Skills That Poker Can Teach You

Poker is a card game in which players place bets on the strength of their hand. Players can choose to call, raise or fold their bets, with the winner determined by the player who has the highest-valued poker hand at the end of the betting period. The game dates back to the American Civil War era, when it was popular with soldiers on both sides of the conflict and later became the most popular game in casinos and private homes.

It’s important to understand the risk versus reward principle in poker. Although playing tight is generally the best strategy, you should never shy away from a big bet when your chances of winning are high enough. The best way to improve your odds of winning is to study the game and practice your strategy. You can learn a lot about the game by studying the tactics of other players and reading books.

Another skill that poker can teach you is how to handle a tough loss. Losing sessions can be emotionally draining, especially if they happen frequently. This can cause a person to lose their confidence and even start doubting their abilities at the table. However, if you can stick with it and remain composed, you will learn how to deal with bad sessions and come out stronger on the other side.

A third skill that poker can teach you is how to read a player’s tells. This requires a lot of focus, as you must ignore the distractions around you and concentrate solely on the other players at your table. A good poker player can pick up on subtle changes in an opponent’s body language or facial expressions. These changes can indicate whether or not a player has a strong or weak hand.

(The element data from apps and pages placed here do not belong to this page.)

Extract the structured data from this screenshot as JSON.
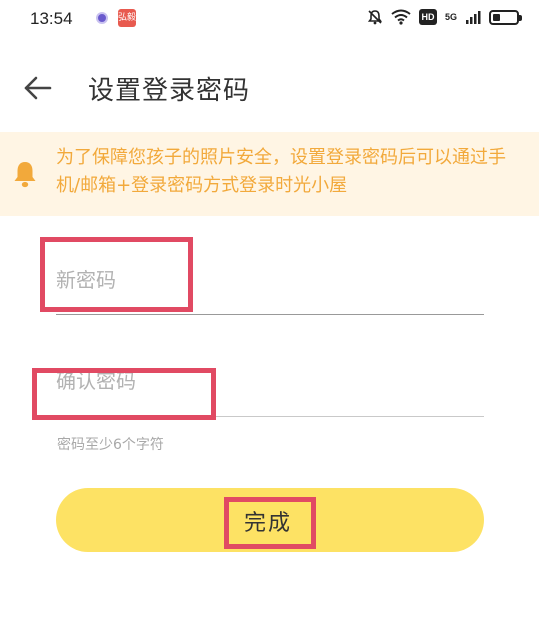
{
  "status_bar": {
    "time": "13:54",
    "app_badge_text": "弘毅",
    "hd_label": "HD",
    "network_label": "5G",
    "battery_level": 0.3,
    "icons": [
      "mute-bell-icon",
      "wifi-icon",
      "signal-icon",
      "battery-icon"
    ]
  },
  "header": {
    "title": "设置登录密码",
    "back_icon": "back-arrow-icon"
  },
  "notice": {
    "icon": "bell-icon",
    "text": "为了保障您孩子的照片安全，设置登录密码后可以通过手机/邮箱+登录密码方式登录时光小屋",
    "color": "#f2a93b",
    "background": "#fff5e4"
  },
  "form": {
    "new_password": {
      "value": "",
      "placeholder": "新密码"
    },
    "confirm_password": {
      "value": "",
      "placeholder": "确认密码"
    },
    "hint": "密码至少6个字符"
  },
  "submit": {
    "label": "完成",
    "color": "#fde264"
  },
  "highlight_color": "#e14a63"
}
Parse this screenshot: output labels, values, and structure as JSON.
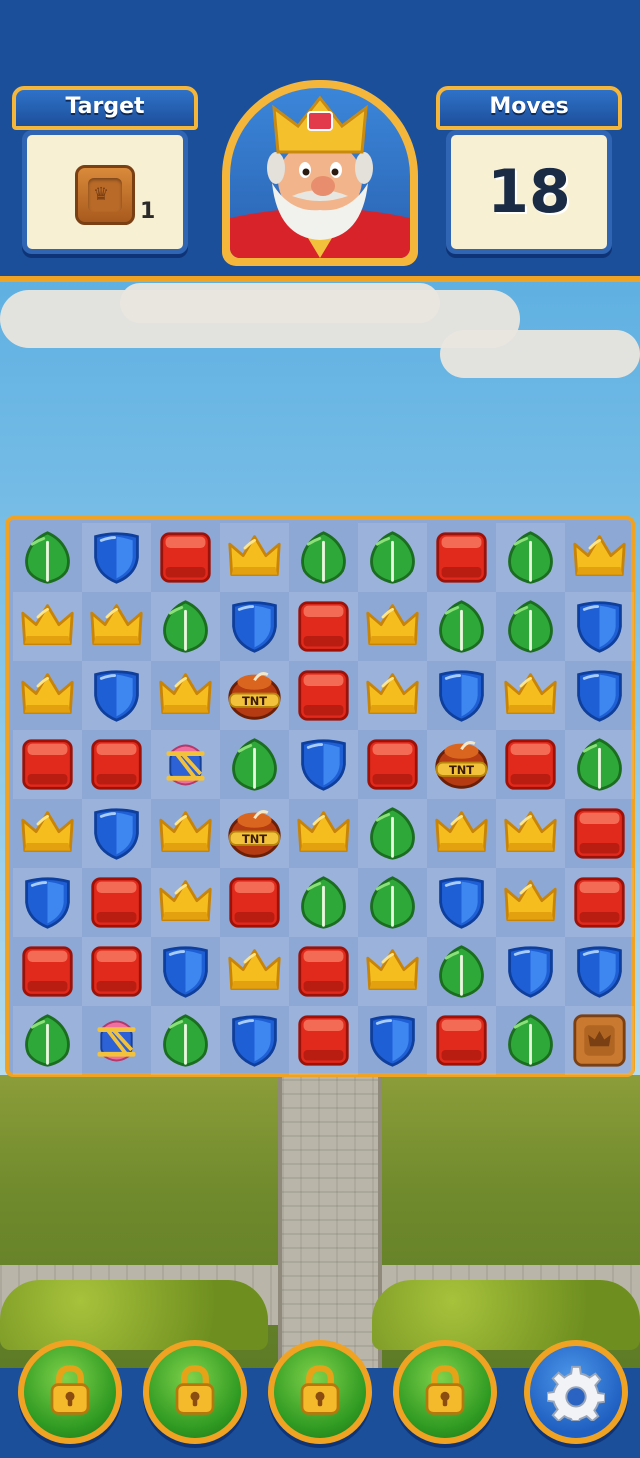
{
  "header": {
    "target_label": "Target",
    "target_count": "1",
    "target_item": "crate-icon",
    "moves_label": "Moves",
    "moves_value": "18",
    "avatar": "king-avatar"
  },
  "board": {
    "rows": 8,
    "cols": 9,
    "grid": [
      [
        "leaf",
        "shield",
        "cube",
        "crown",
        "leaf",
        "leaf",
        "cube",
        "leaf",
        "crown"
      ],
      [
        "crown",
        "crown",
        "leaf",
        "shield",
        "cube",
        "crown",
        "leaf",
        "leaf",
        "shield"
      ],
      [
        "crown",
        "shield",
        "crown",
        "tnt",
        "cube",
        "crown",
        "shield",
        "crown",
        "shield"
      ],
      [
        "cube",
        "cube",
        "lantern",
        "leaf",
        "shield",
        "cube",
        "tnt",
        "cube",
        "leaf"
      ],
      [
        "crown",
        "shield",
        "crown",
        "tnt",
        "crown",
        "leaf",
        "crown",
        "crown",
        "cube"
      ],
      [
        "shield",
        "cube",
        "crown",
        "cube",
        "leaf",
        "leaf",
        "shield",
        "crown",
        "cube"
      ],
      [
        "cube",
        "cube",
        "shield",
        "crown",
        "cube",
        "crown",
        "leaf",
        "shield",
        "shield"
      ],
      [
        "leaf",
        "lantern",
        "leaf",
        "shield",
        "cube",
        "shield",
        "cube",
        "leaf",
        "crate"
      ]
    ]
  },
  "boosters": [
    {
      "name": "booster-1",
      "icon": "lock-icon"
    },
    {
      "name": "booster-2",
      "icon": "lock-icon"
    },
    {
      "name": "booster-3",
      "icon": "lock-icon"
    },
    {
      "name": "booster-4",
      "icon": "lock-icon"
    }
  ],
  "settings_icon": "gear-icon",
  "colors": {
    "header_blue": "#1b4f9a",
    "gold": "#f0a323",
    "leaf": "#2fa83a",
    "shield": "#1f5fd6",
    "cube": "#e22a1c",
    "crown": "#f5bd1e"
  }
}
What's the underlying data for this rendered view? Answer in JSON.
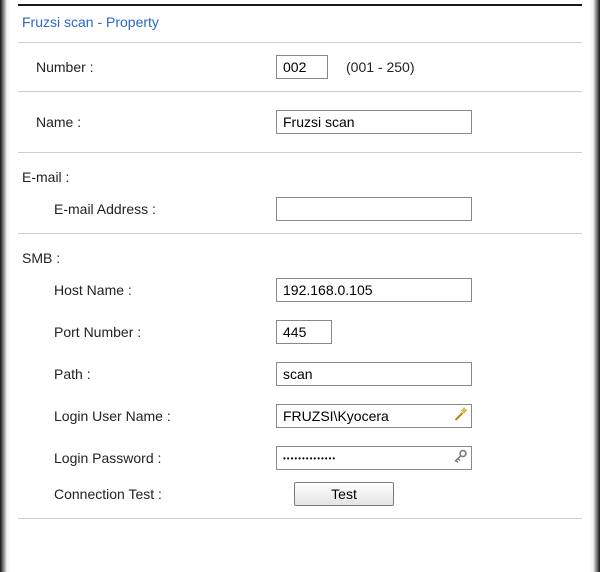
{
  "title": "Fruzsi scan - Property",
  "fields": {
    "number": {
      "label": "Number :",
      "value": "002",
      "hint": "(001 - 250)"
    },
    "name": {
      "label": "Name :",
      "value": "Fruzsi scan"
    },
    "email": {
      "section": "E-mail :",
      "address_label": "E-mail Address :",
      "value": ""
    },
    "smb": {
      "section": "SMB :"
    },
    "host": {
      "label": "Host Name :",
      "value": "192.168.0.105"
    },
    "port": {
      "label": "Port Number :",
      "value": "445"
    },
    "path": {
      "label": "Path :",
      "value": "scan"
    },
    "user": {
      "label": "Login User Name :",
      "value": "FRUZSI\\Kyocera"
    },
    "password": {
      "label": "Login Password :",
      "value": "••••••••••••••"
    },
    "conn_test": {
      "label": "Connection Test :",
      "button": "Test"
    }
  }
}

The final skill that poker can teach you is how to make decisions under uncertainty. This is an essential ability for many professional fields, including finance and business. To decide under uncertainty, you must first estimate the probability of different events and scenarios. Then, you must weigh the pros and cons of each option and determine which is most likely to occur.

Poker can also help you develop a positive attitude towards failure and rejection. Although losing at the table can be extremely frustrating, learning to accept it and move on will help you in many other areas of your life. This is why so many poker players go on to become successful in other industries after retiring from the game. In addition, learning to keep a calm head in the face of failure will help you in high-pressure situations at work or in your personal life. Moreover, poker can also strengthen your social network by bringing people together and encouraging interpersonal interactions. For example, poker tournaments are often accompanied by social gatherings where players can discuss strategies and analyze their opponents. These interactions can also foster strong communities both online and offline. The community of poker players can be a valuable source of support and advice for newcomers to the game.